Lainie doesn’t need another mystery to solve, but Sunrise Village needs Lainie. The place teems with romantic intrigue, rivalries, gossip, raptures over the dining room’s chocolate cake—and possible crimes. Lainie will do her best to uncover the truth. But will she still be among the living when the assisted-living establishment is done with her?
Gail Saunders is a lawyer in the public defender’s office. When her former client, a Russian immigrant who’s had a few scrapes with the law in the past, implores her to sue the city’s newspaper for libel after his name appears in a front page article in connection with a series of thefts, she agrees to represent him, even if it means going up against Murphy and his prestigious, wealthy law firm, and even if it means she has to deal with his wild children once their nanny goes AWOL. Gail isn’t the sort to become all warm and fuzzy around children—especially imps like Sean and Erin Murphy. She’s missing the maternal gene, and the romantic gene as well. Just because Murphy is smart and funny and sexy as hell doesn’t mean she’s going to fall for him. She knows his seductive charms are merely tactics in his effort to win the libel suit.
Being the sister of one of the founders of the Daddy School, Gail believes Murphy could use a few lessons in how to be a better father.
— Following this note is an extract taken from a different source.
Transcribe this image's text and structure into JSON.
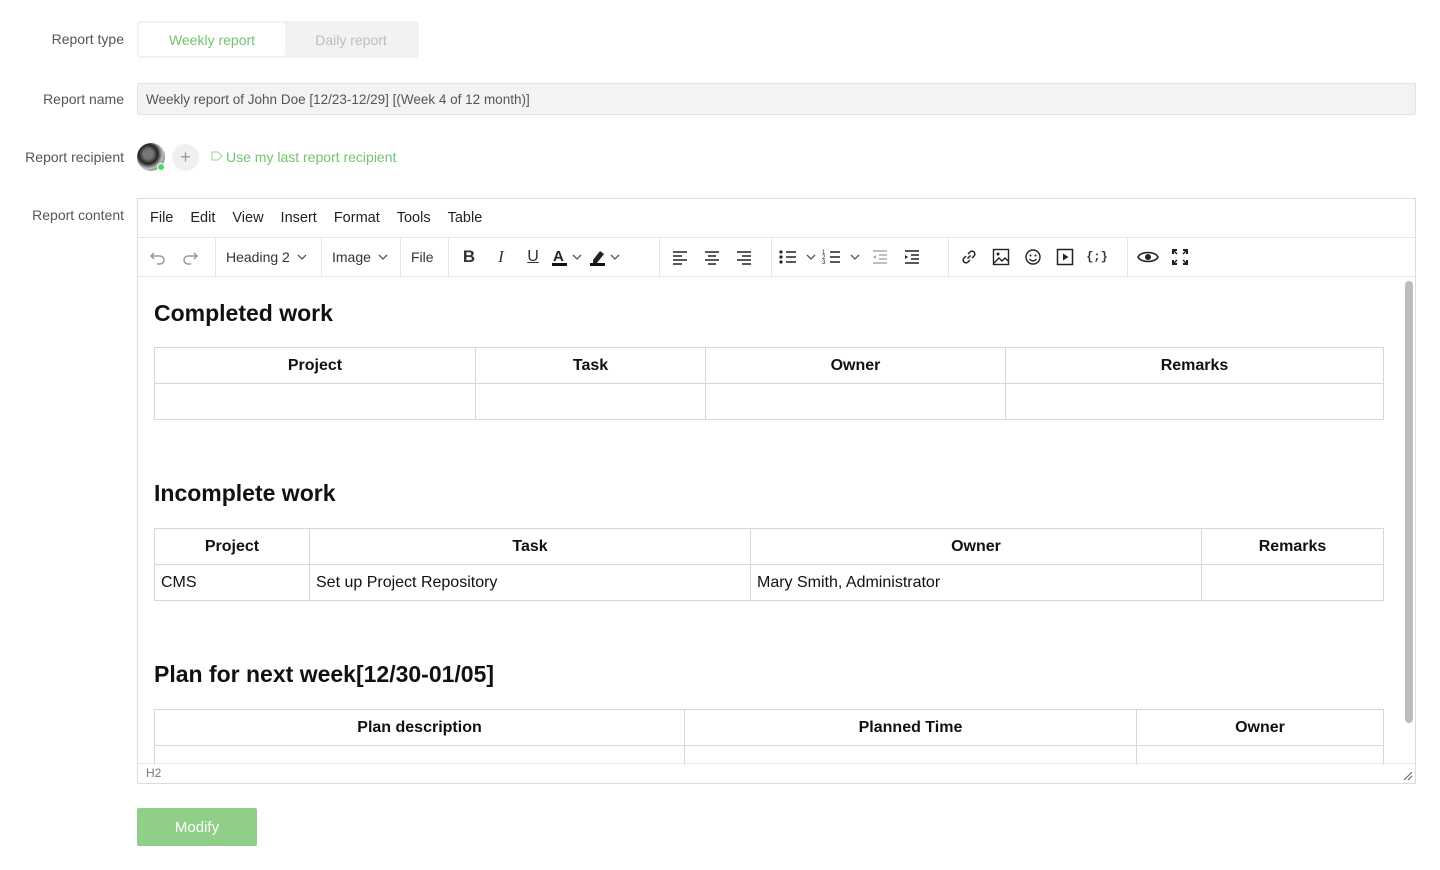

But she’s got a few things to learn, too, and Dennis Murphy might just be the man to teach her.
Add in Dr Anthony Melville-Briggs, the hospital's owner, who thinks, where friends in high places fails to secure his desires, that money will do the trick, and Rafferty's new partner, the more moral than the Pope, intellectual Welshman, and Rafferty knows he has his work cut out.
He could really do without his Ma's little problem: a cousin in jail, whose release Rafferty was somehow supposed to secure.
All in all, he find his promoted status, for which he'd worked so hard, isn't all he thought it would be.